Acting pentagon chief visits Afghanistan, urges Kabul role in talks with Taliban

Story Code : 777328
Acting Pentagon chief Patrick Shanahan (front 2nd R) arrives in Kabul, Afghanistan, on February 11, 2019, on a surprise visit. (Photo by AFP)
Acting Pentagon chief Patrick Shanahan (front 2nd R) arrives in Kabul, Afghanistan, on February 11, 2019, on a surprise visit. (Photo by AFP)

Patrick Shanahan arrived in the Afghan capital, Kabul, on Monday and is scheduled to sit down for talks with President Ashraf Ghani and visit the American troops deployed to the country.

Ghani’s government has so far been excluded from talks between the US and the Taliban, which view the Kabul government as illegitimate.

Upon arrival in Afghanistan, Shanahan said coordination with the Kabul government to end more than 17 years of militancy is vital. “It is important that the Afghan government is involved in discussions regarding Afghanistan,” he added.

“The Afghans have to decide what Afghanistan looks like in the future. It’s not about the US, it is about Afghanistan,” he said. “The US military has strong security interests in the region. (The) presence will evolve out of those discussions.”

He, however, said no direction has been given to him to reduce the number of US forces on Afghan soil.

The acting Pentagon chief also said he was in Afghanistan to get an insight of the situation on the ground from American commanders.

Shanahan took over from Jim Mattis, who stepped down in December 2018 amid differences with President Donald Trump. Mattis’ resignation came after Trump ordered the Pentagon, against the defense chief’s recommendation, to work out a plan to withdraw approximately half of the nearly 14,000 American troops in Afghanistan.

Representatives of the US and the Taliban militant group have held several rounds of talks in Qatar in attempt to end the war in Afghanistan.
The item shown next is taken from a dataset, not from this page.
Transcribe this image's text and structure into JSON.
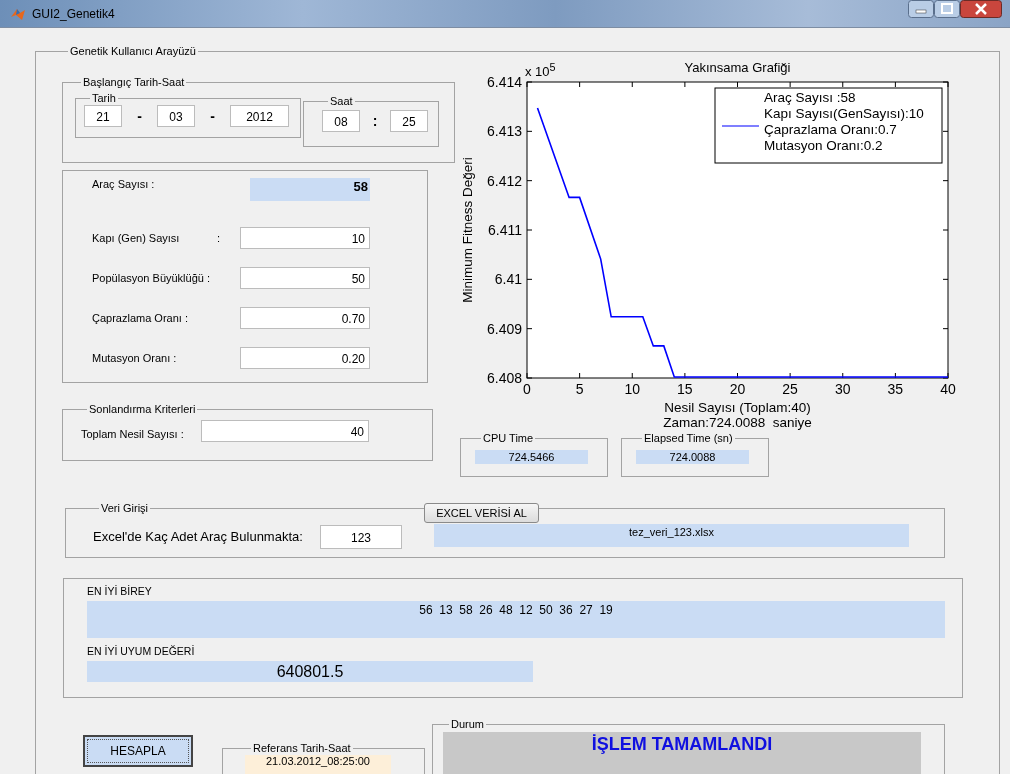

The latest round of US-Taliban talks was held last month, and the next round is due in Qatar on February 25.

Efforts to negotiate a peace deal have been beset by disagreement in recent weeks as leaders of the militant group reject the Kabul government’s offer for direct talks.

Earlier this week, the Taliban dismissed Ghani’s offer to open a political office in Afghanistan, saying the offer was aimed at “harming the peace efforts.”

Washington’s efforts to get out of the Afghan war come around 17 years after the US invaded Afghanistan together with a number of its allies.

That invasion removed Taliban from power, but has failed to contain the group’s militancy campaign to this day.

Currently, Kabul only controls 55 percent of the country’s territory, while the militants have a grip on 12 percent of the Afghan soil, according to a report by the US Special Inspector General for Afghanistan Reconstruction (SIGAR) published in October last year. About a third of the country remains contested.

Daesh has also used the mayhem in Afghanistan to establish a foothold there.